Viking Night: Mr. Majestyk
By Bruce Hall
March 21, 2017
When making an action film, it’s important to consider how to introduce your main character.
There have been many great action stars over the years, and they all tend to have their particular way of making an entrance. Clint Eastwood usually shoots a street punk in the face, right after delivering a withering quip by way of his patented Perma-Sneer. Arnold was always fond, in his heyday, of doing something that required all 22 inches of bicep to be in shot. High-fiving Carl Weathers, lifting a car over his head, or punching Henchman #12 so hard his head splatters like an overripe tomato.
Throw in some napalm, put up a title card with those cool letters that look like they’re made out of metal, and you’re ready to roll your opening credits.
But there’s a different kind of hero; one who needs no such introduction. The first time we meet John McClane, he’s on an airplane listening to some schlub talk about carpet. But you know you’re looking at a badass, because he smirks a lot and illegally carries his service weapon across state lines. But this isn’t the kind of man I’m talking about. Later in the film, McClane loses his shit and is running around, screaming and snapping necks like Jack Black after a crash six week weight loss regimen of cocaine and Pixie Stix.
The variety of hero to which I refer is the kind of guy who never raises his voice, never loses his composure, and is at his best behind the wheel of something both distinctly American and wholly environmentally appalling.
What I’m saying is, you may not like his methods but he gets results.
And he doesn’t have to DO anything to be cool, other than walk on screen. The only parts of Bullitt I remember are the ones where Steve McQueen was either driving a car, or walking through the airport with a gun, hunting down mafia scum and crushing a turtleneck/blazer combo in ways that would make Sterling Archer spot himself.
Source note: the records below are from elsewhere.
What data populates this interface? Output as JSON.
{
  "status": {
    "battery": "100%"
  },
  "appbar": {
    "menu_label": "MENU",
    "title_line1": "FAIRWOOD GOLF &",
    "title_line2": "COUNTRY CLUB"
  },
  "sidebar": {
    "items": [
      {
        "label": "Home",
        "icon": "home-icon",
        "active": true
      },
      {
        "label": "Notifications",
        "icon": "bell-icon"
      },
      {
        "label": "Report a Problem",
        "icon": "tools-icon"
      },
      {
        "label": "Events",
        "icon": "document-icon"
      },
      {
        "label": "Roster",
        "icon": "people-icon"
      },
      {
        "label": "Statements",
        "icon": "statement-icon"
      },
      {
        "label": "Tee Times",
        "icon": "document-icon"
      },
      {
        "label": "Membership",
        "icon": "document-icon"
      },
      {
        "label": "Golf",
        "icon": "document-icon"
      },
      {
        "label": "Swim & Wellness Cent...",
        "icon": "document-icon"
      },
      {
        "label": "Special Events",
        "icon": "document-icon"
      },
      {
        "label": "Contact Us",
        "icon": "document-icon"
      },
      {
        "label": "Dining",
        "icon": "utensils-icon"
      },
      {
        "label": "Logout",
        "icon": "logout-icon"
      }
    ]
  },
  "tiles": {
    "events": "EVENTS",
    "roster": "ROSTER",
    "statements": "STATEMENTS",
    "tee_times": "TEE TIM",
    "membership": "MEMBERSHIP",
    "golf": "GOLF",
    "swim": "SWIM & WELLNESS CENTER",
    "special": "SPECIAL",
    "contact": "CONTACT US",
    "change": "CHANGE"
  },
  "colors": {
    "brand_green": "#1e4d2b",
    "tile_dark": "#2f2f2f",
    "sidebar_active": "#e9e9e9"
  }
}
When you’re that goddamned cool, it doesn’t MATTER how they introduce you. I guess that’s why the very first shot of Mr. Majestyk is Charles Bronson exiting a gas station rest room, with a look on his face that suggests that restroom just got its ass kicked. Can you imagine a James Bond movie starting with Daniel Craig stepping out of an airplane lavatory, gruffly yanking up his fly just as the characteristic WHOOSH abruptly disappears behind that weird faux-wood telephone booth door?
Granted, this would already be a better film than Spectre, but I don’t want to get off track here. Not only does Mr. Majestyk begin in this fashion, but that particular bathroom, as it turns out, plays the most critical role in the film. It serves as a plot device that A) reveals Vince Majestyk (Bronson) to be a disciplined, no nonsense man of principle who doesn’t take kindly to casual racism, and B) provide the female lead with her first and only effective scene. You know how it was back then. It was okay to have a strong female lead, as long as she was strong in her first scene, and spent the rest of the movie either not IN the movie, or getting her extremely shapely ass handed to her.